Nico Grant (Bloomberg) -- Alphabet Inc. said its Google Cloud business had an operating loss of $1.2 billion in the fourth quarter, a new disclosure that may disappoint some Wall Street analysts.
The Mountain View, California-based company revealed the number on Tuesday in a statement. For 2020, the cloud division lost $5.6 billion, Alphabet said.
“An important element of our operating loss is that we have been building out our organization ahead of revenue, and that includes our product portfolio, the network of data centers,” Ruth Porat, chief financial officer of Alphabet and Google, said in an interview with Bloomberg Television. This will help the company pursue this large market opportunity, she added.
Google Cloud revenue climbed 47% to $3.8 billion in the fourth quarter, matching analysts’ estimates, according to data compiled by Bloomberg.
Brian Fitzgerald, an analyst at Wells Fargo & Co., was looking for Google Cloud to generate an operating margin of less than 20% in the fourth quarter, or roughly $750 million in profit on revenue of $3.75 billion.
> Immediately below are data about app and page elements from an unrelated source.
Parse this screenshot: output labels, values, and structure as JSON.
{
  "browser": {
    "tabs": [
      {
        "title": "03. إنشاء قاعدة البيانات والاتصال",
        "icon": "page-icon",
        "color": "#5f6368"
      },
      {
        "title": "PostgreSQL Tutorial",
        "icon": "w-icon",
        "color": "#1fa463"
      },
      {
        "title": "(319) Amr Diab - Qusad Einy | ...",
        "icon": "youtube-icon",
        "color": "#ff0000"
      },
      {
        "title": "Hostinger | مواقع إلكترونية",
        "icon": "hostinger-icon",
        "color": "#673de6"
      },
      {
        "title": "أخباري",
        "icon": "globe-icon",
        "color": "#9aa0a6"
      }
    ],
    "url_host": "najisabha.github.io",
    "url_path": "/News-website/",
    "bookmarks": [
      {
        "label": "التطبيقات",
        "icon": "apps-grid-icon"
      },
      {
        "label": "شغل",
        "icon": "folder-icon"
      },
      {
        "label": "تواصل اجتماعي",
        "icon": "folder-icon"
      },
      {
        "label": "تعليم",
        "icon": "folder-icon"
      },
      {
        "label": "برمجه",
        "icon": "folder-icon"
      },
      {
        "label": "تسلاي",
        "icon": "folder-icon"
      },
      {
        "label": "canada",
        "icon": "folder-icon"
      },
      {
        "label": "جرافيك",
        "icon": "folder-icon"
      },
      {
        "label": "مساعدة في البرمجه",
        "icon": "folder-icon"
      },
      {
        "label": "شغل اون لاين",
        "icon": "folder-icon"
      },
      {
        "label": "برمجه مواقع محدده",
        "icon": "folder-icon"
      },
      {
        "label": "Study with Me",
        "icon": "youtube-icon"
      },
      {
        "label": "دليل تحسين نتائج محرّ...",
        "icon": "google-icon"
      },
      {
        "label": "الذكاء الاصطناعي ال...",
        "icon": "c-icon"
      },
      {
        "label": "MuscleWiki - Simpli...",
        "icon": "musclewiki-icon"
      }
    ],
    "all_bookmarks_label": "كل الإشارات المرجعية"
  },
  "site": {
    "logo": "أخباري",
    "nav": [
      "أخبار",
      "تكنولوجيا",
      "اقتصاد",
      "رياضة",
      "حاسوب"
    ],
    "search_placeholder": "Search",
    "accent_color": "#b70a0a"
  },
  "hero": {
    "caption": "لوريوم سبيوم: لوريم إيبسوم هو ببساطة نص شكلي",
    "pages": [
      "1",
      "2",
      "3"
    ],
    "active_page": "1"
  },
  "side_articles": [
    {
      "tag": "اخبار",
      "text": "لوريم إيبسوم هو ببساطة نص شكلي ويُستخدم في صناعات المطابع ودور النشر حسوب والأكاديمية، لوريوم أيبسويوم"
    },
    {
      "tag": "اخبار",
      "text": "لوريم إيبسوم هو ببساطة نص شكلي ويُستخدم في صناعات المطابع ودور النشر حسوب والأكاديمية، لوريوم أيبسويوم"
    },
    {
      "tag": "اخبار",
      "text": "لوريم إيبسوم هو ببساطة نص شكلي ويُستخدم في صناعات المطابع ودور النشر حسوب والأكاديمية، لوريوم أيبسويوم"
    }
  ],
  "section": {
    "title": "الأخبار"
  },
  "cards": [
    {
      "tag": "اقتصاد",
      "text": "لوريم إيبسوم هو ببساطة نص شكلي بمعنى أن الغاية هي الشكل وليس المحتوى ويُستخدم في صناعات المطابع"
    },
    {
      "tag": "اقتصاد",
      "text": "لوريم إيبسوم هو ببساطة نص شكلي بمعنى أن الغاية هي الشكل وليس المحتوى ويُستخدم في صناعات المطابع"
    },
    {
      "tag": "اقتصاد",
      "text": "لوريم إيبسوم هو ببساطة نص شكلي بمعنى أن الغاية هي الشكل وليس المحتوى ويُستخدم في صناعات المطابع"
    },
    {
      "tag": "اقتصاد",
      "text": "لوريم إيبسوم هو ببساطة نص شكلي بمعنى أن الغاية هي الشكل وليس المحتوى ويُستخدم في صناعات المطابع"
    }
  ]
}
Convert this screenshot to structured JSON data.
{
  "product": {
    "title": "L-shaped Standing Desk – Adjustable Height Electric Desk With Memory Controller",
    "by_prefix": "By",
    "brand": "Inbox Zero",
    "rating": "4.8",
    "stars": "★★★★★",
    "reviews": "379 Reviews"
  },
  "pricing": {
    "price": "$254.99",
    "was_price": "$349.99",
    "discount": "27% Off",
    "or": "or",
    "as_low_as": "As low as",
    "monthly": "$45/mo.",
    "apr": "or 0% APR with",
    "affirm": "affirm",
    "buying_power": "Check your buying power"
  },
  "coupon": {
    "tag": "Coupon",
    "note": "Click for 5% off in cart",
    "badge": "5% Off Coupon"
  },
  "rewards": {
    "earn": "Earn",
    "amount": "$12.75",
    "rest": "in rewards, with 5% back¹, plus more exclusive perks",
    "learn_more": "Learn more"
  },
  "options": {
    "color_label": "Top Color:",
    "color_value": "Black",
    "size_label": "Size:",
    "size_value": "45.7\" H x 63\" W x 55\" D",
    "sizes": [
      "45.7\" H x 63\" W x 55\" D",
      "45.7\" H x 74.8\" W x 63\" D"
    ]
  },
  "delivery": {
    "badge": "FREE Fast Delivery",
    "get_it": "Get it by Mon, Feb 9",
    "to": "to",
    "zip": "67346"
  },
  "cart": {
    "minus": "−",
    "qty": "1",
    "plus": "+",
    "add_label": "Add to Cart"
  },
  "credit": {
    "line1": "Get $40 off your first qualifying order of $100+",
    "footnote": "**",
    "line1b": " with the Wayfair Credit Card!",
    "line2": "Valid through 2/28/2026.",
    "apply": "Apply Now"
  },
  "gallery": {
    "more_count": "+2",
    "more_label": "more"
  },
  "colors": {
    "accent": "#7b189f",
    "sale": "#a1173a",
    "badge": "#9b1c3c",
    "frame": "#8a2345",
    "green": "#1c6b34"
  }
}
Morgan Stanley’s Brian Nowak expected Google Cloud to make about $3 billion last year, before interest, taxes, depreciation and amortization.
The results are way behind Amazon.com Inc., which runs Amazon Web Services, the largest cloud provider. That business generated fourth-quarter operating income of $3.56 billion on revenue of $12.7 billion.
Google Cloud Chief Executive Officer Thomas Kurian is trying to catch Amazon and Microsoft Corp. He has spent rapidly to expand the cloud sales force and the company has continued investing in new data centers.
Some analysts expect profitability to emerge as the division matures. Morgan Stanley’s Nowak sees Google Cloud’s EBITDA reaching $13 billion by 2024 on revenue of $35 billion.